Leaders must also keep in mind the importance of maintaining relationships. Studies have measured our need for casual interactions each day. We innately understand that the small interactions we have with our manager/leader or with others on the team reinforce our belonging and security. After any disagreement or reprimand, we look for those small touchpoints to reestablish our safety. Remote working makes this very challenging. We will need to encourage friendships and connections with others. People don’t just quit bosses. They leave when they don’t feel like they have close relationships at work.


Cynthia McCauley and Charles Palus at the Center for Creative Leadership, in their 2020 essay “Developing the Theory and Practice of Leadership Development: A Relational View,” do an excellent job summing up what lies ahead for us: “Among the most disruptive ideas that could drive a leap in leadership development is that ‘leaders are not the fundamental source of leadership, but that leadership is an emergent property of interactions among people working together.’” This perspective is described by the authors as a “relational view of leadership.” This view democratizes leadership, making them active participants in leadership and not “containers” of leadership. The focus of leadership development is then not on the individual leaders, but on the team, work groups, and organization.

According to this definition, management needs to be a conduit of people working together effectively. The best leaders will be able to choose inspiration over authority in supporting their people. They will be connectors and coaches who measure output in order to support and celebrate team members. They will be masters at selecting the right player for the right role and then openly planning for how the person can grow.


As the leader in your organization, you will need to teach the basics of communication, with self-awareness, listening skills, empowered conversations, high-performance team dynamics, and reading body language being mandatory. Managers trained to give feedback based on organizational values will be able to train people to make their own decisions. Teaching team members to give peer-to-peer feedback will be necessary. Managers must operate as coaches who want to support the stated goals of the team member.
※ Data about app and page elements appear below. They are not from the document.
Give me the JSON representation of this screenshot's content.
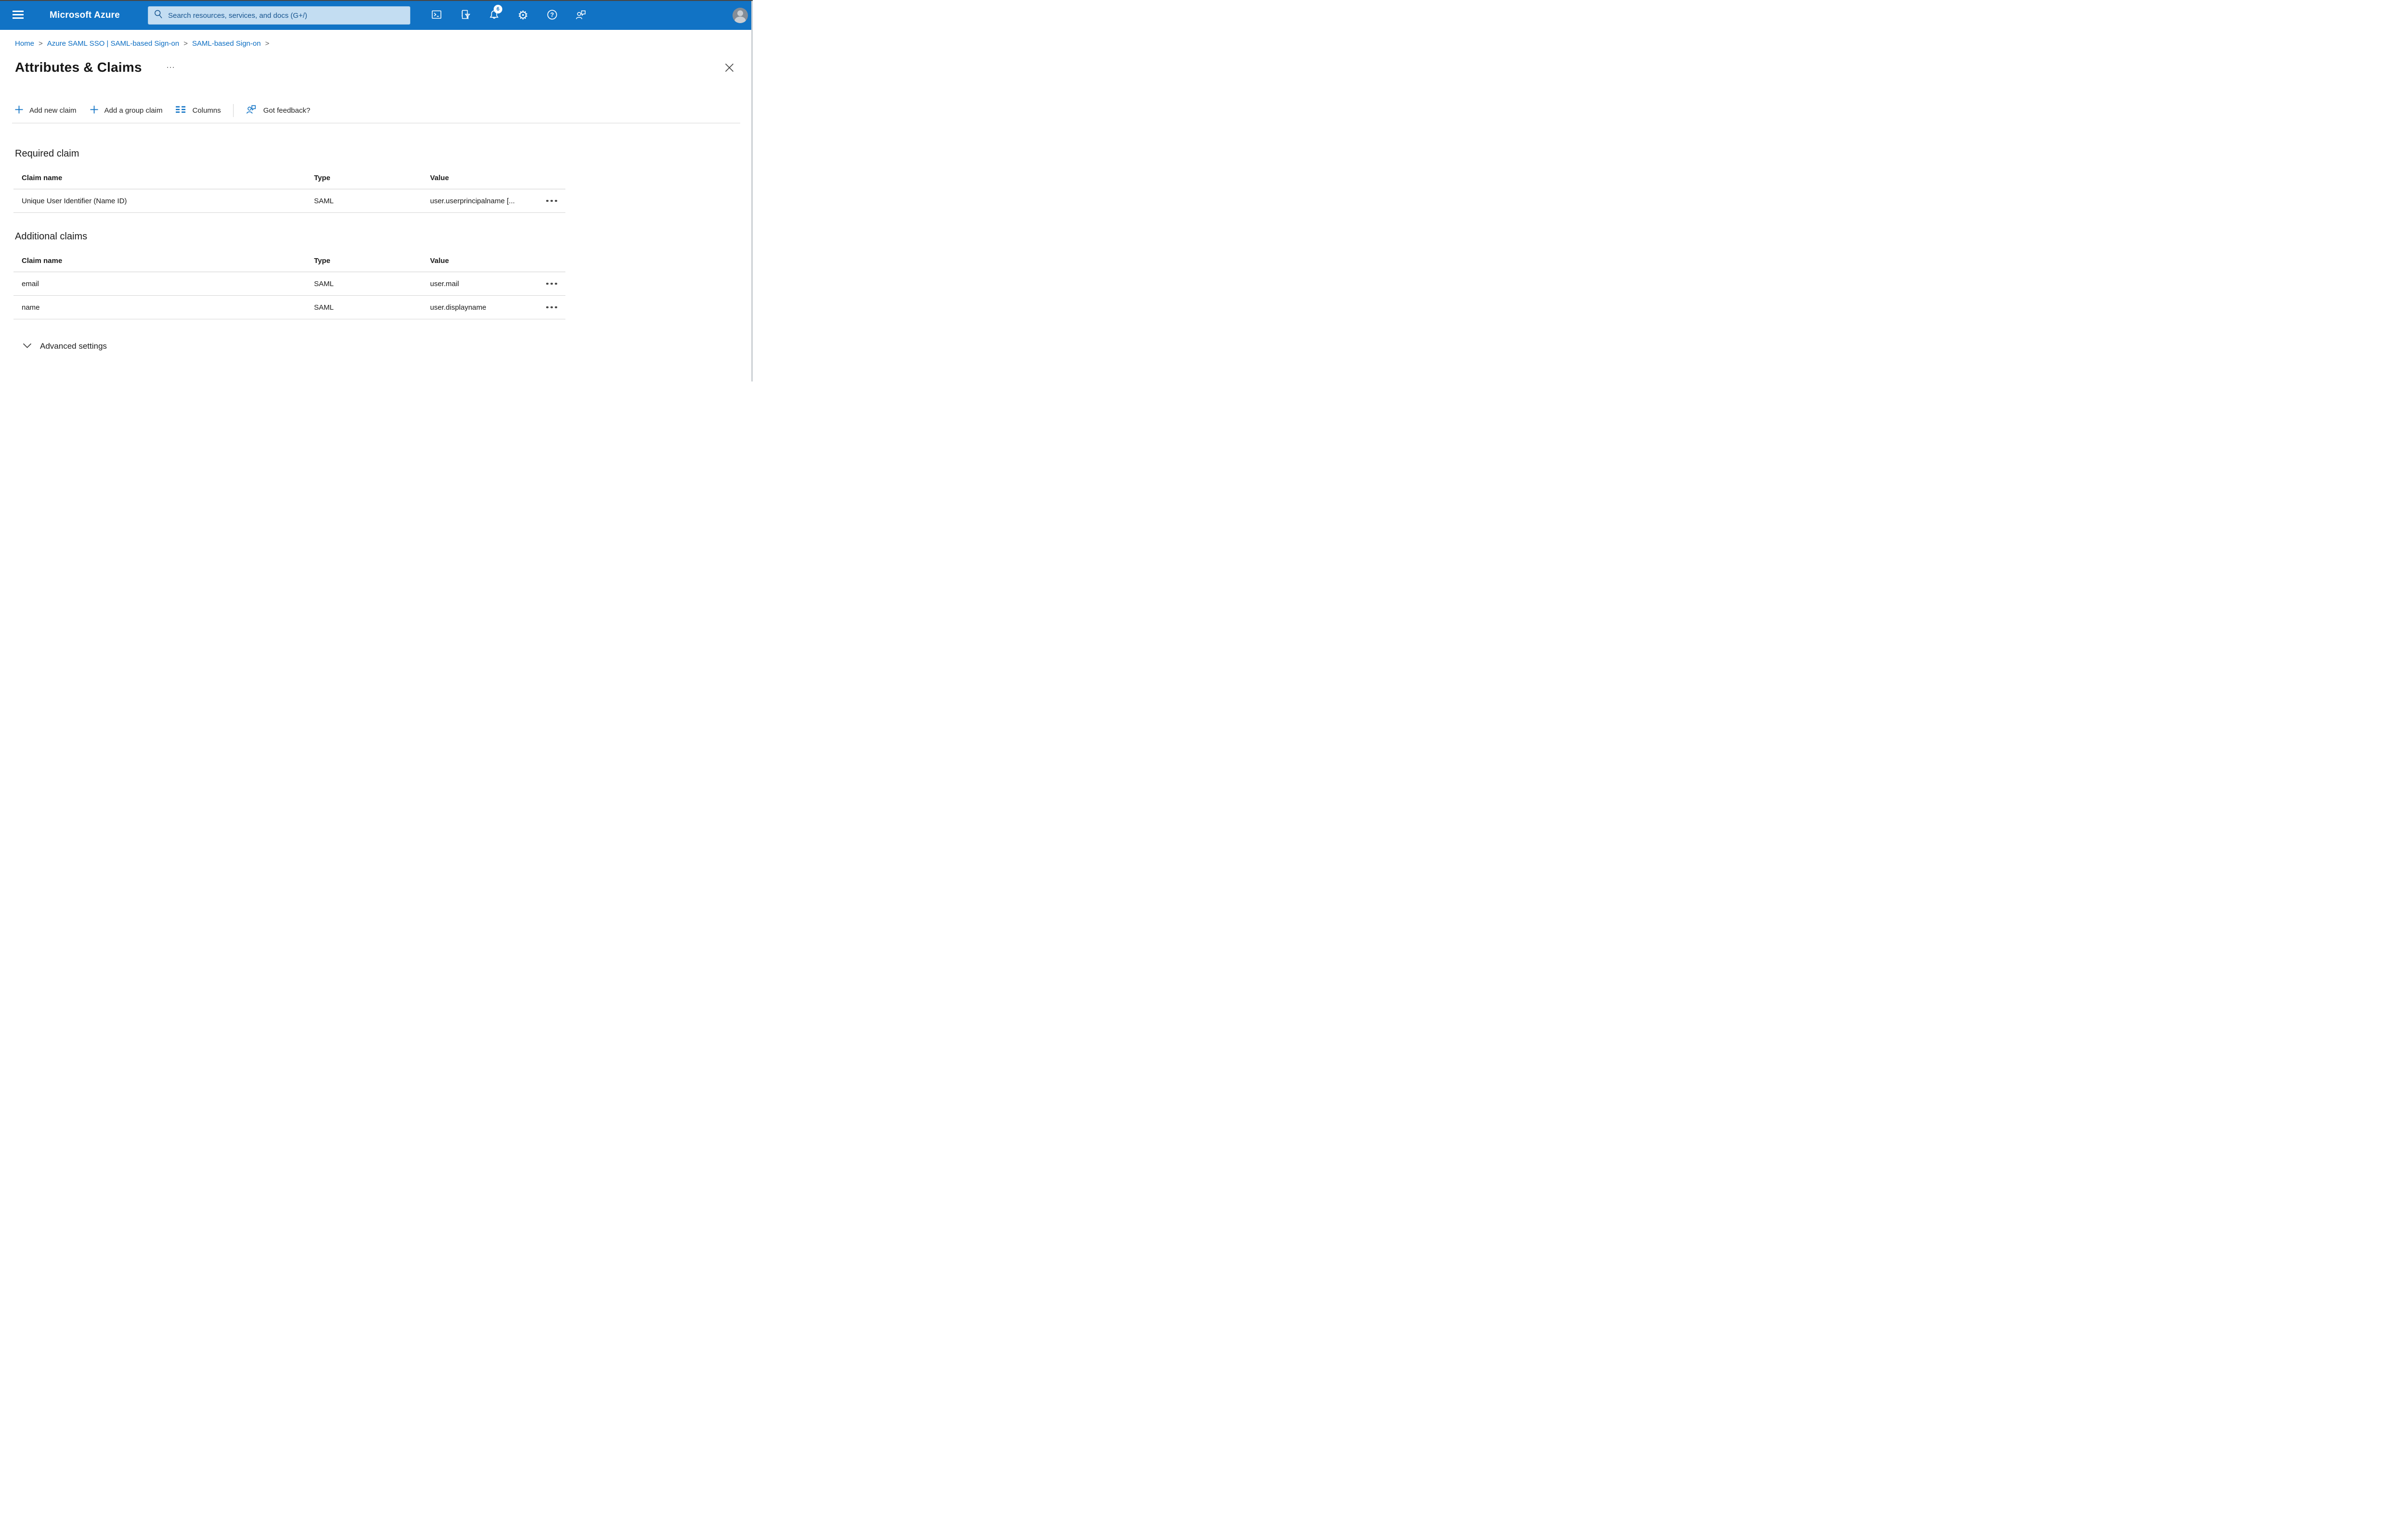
{
  "topbar": {
    "brand": "Microsoft Azure",
    "search": {
      "placeholder": "Search resources, services, and docs (G+/)"
    },
    "notifications_badge": "6",
    "icon_names": [
      "hamburger-icon",
      "search-icon",
      "cloud-shell-icon",
      "directory-filter-icon",
      "bell-icon",
      "gear-icon",
      "help-icon",
      "feedback-icon",
      "avatar-icon"
    ]
  },
  "breadcrumb": {
    "separator": ">",
    "items": [
      {
        "label": "Home"
      },
      {
        "label": "Azure SAML SSO | SAML-based Sign-on"
      },
      {
        "label": "SAML-based Sign-on"
      }
    ]
  },
  "page": {
    "title": "Attributes & Claims"
  },
  "toolbar": {
    "add_new_claim": "Add new claim",
    "add_group_claim": "Add a group claim",
    "columns": "Columns",
    "got_feedback": "Got feedback?"
  },
  "required_claim": {
    "heading": "Required claim",
    "columns": [
      "Claim name",
      "Type",
      "Value"
    ],
    "rows": [
      {
        "claim_name": "Unique User Identifier (Name ID)",
        "type": "SAML",
        "value": "user.userprincipalname [..."
      }
    ]
  },
  "additional_claims": {
    "heading": "Additional claims",
    "columns": [
      "Claim name",
      "Type",
      "Value"
    ],
    "rows": [
      {
        "claim_name": "email",
        "type": "SAML",
        "value": "user.mail"
      },
      {
        "claim_name": "name",
        "type": "SAML",
        "value": "user.displayname"
      }
    ]
  },
  "advanced_settings": {
    "label": "Advanced settings"
  },
  "colors": {
    "topbar_bg": "#1173c5",
    "search_bg": "#c3ddf2",
    "search_text": "#16548f",
    "link": "#0b6dc2",
    "text": "#1a1a1a",
    "divider": "#d6d6d6",
    "badge_bg": "#ffffff",
    "badge_text": "#1173c5"
  }
}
Conversational feedback on a weekly or biweekly basis, whether called out as a one-to-one discussion or just a caring connection, will normalize feedback loops. Lastly, team members will need a clear understanding that if you can’t see their work, you can’t offer feedback. They will need to seek you out for coaching and support.

My prediction? The opportunities are thrilling. The pandemic and the remote work it has engendered do have a silver lining for managers—they can hand back the excitement of a job to the employee and become leaders of their success, not managers of their time, energy, and work product.


Cyndi Wineinger is a leadership and talent management consultant based out of Cincinnati, Ohio. She works with organizations to align strategy, leadership, and teams in accomplishing outcomes. As a master certified professional coach, certified life coach, neuro-linguistic professional coach, Prosci change management consultant, and Birkman consultant, she serves mid-range companies.